Brief :: The answer must reproduce the listing exactly, with every picture left out.

Records provided ::
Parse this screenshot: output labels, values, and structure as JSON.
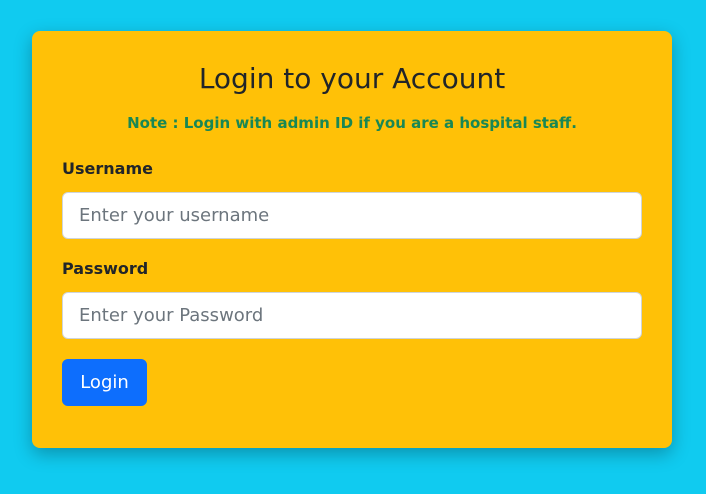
{
  "login_card": {
    "title": "Login to your Account",
    "note": "Note : Login with admin ID if you are a hospital staff.",
    "username": {
      "label": "Username",
      "value": "",
      "placeholder": "Enter your username"
    },
    "password": {
      "label": "Password",
      "value": "",
      "placeholder": "Enter your Password"
    },
    "login_button_label": "Login"
  },
  "colors": {
    "page_background": "#10cbf0",
    "card_background": "#ffc107",
    "note_text": "#198754",
    "primary_button": "#0d6efd"
  }
}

Written answer ::
Parse this screenshot: output labels, values, and structure as JSON.
{
  "login_card": {
    "title": "Login to your Account",
    "note": "Note : Login with admin ID if you are a hospital staff.",
    "username": {
      "label": "Username",
      "value": "",
      "placeholder": "Enter your username"
    },
    "password": {
      "label": "Password",
      "value": "",
      "placeholder": "Enter your Password"
    },
    "login_button_label": "Login"
  },
  "colors": {
    "page_background": "#10cbf0",
    "card_background": "#ffc107",
    "note_text": "#198754",
    "primary_button": "#0d6efd"
  }
}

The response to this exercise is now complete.